Think of what China has accomplished – and thus, at least theoretically, how much it has to lose. Over just three decades, it has transformed the political economy of more than a billion people with dramatic gains for so many Chinese who would otherwise have remained poor. It has put together the most stunning Keynesian programme probably ever proposed in a central government planning document. And it has achieved a virtual party consensus that technology is the one god that absolutely will not fail China.
But was China’s historic march out of hopeless poverty purely a matter of positive internal combustion? Just think back to the relationship in the late 1990s. Sure, the administration of US President Bill Clinton wins no prizes for an overall incoherent foreign policy, not to mention a yo-yo approach to China in particular. But it was absolutely Messiaen-class gifted in one respect: it “heard” in China the colour of “green”, as in money; and “saw” in China the roaring sound of our global future. Clintonism was confused, as well as confusing, but the overall direction was positive.
By the end of the decade, gifted Clinton officials such as Charlene Barshefsky were working hand in hand, almost as if senior partners in the same law firm, with premier Zhu Rongji, China’s most sensible leader since Deng Xiaoping himself. Yes, there were blips: in Beijing, in the famous 1998 joint news conference, Clinton said, as he absolutely had to say in front of the camera, that China was on the “wrong side of history”. But even if true, only time will tell – history is still spilling forward, far from having reached the end point of its endless run.
The origins and impact of the US-China trade war
But oh my – now look at where we are. Instead of working hand in hand, China and the US are shaking fists in each other’s face. Bilateral communication is reduced; “free” trade is being taxed; trust is flowing downhill faster than a Trump tweet. Were Messiaen alive today, composing an opera about China and the US, the sound that he might see would be an explosion of red – not as in “communism” but as in “blood” – and the sight he might hear is the horrific sound of coming war.

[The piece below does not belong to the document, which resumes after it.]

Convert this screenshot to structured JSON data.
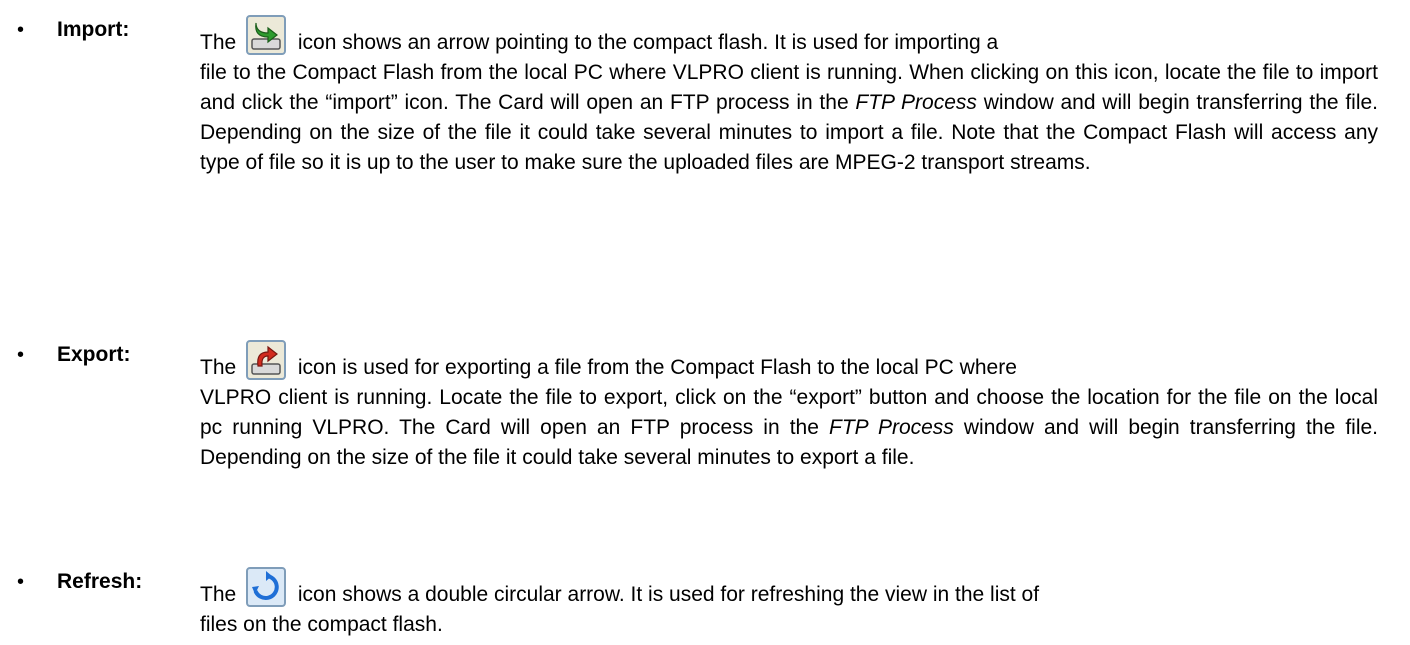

Perhaps Beijing and Washington suffer from a kind of negative synaesthesia – or maybe just plain old dyslexia, if they cannot make out the clear writing on history’s wall that says they must get along if there is to be world peace.
Columnist Tom Plate is the author of Yo-Yo Diplomacy and a clinical professor at Loyola Marymount University in Los Angeles